(Stored data Opens)
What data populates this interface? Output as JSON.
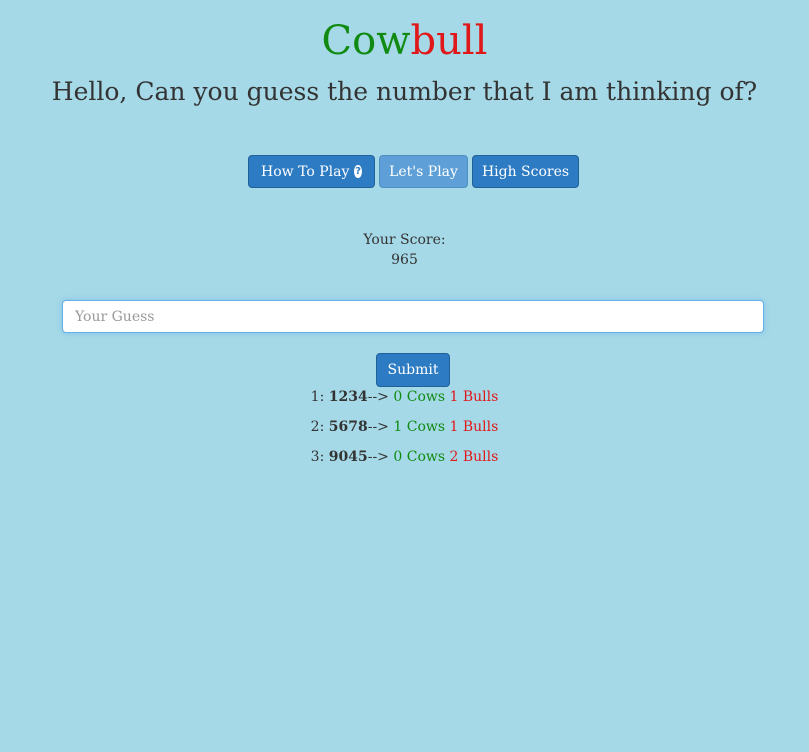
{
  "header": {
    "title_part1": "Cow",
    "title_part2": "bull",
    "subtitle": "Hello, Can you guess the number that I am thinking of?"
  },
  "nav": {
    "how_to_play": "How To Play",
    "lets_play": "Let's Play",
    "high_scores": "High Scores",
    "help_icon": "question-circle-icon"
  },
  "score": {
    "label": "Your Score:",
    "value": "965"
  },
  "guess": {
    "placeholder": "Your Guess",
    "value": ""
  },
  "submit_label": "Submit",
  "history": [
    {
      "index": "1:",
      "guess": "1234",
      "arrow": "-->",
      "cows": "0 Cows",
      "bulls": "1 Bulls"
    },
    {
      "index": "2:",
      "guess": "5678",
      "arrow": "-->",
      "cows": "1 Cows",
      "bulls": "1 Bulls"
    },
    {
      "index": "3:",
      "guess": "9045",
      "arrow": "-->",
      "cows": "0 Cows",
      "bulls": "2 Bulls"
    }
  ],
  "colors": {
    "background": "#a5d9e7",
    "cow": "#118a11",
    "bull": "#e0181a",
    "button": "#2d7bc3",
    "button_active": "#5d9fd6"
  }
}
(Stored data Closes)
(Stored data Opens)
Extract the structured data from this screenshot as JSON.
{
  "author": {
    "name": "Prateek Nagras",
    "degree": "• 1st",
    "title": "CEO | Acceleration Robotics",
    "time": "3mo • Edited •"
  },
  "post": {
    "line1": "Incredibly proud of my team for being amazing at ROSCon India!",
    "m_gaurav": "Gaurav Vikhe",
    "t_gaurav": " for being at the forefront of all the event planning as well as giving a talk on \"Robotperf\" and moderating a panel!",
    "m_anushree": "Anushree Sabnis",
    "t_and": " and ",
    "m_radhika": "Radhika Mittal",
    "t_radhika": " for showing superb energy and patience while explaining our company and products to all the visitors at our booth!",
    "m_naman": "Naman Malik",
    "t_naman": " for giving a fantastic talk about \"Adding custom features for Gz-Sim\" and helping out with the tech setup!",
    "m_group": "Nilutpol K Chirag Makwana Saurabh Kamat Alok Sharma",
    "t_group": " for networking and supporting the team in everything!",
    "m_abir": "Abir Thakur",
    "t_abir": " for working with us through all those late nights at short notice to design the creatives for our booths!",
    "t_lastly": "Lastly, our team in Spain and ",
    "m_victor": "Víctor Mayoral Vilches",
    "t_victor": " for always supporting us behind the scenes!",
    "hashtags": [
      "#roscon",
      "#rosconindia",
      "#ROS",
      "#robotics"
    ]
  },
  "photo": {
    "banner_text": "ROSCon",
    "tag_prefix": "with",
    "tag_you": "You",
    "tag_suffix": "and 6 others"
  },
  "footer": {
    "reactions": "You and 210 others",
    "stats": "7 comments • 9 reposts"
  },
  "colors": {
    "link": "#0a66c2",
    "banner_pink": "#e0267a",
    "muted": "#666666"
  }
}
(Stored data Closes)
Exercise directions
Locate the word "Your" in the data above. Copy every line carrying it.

Result for this exercise
    "label": "Your Score:",
    "placeholder": "Your Guess",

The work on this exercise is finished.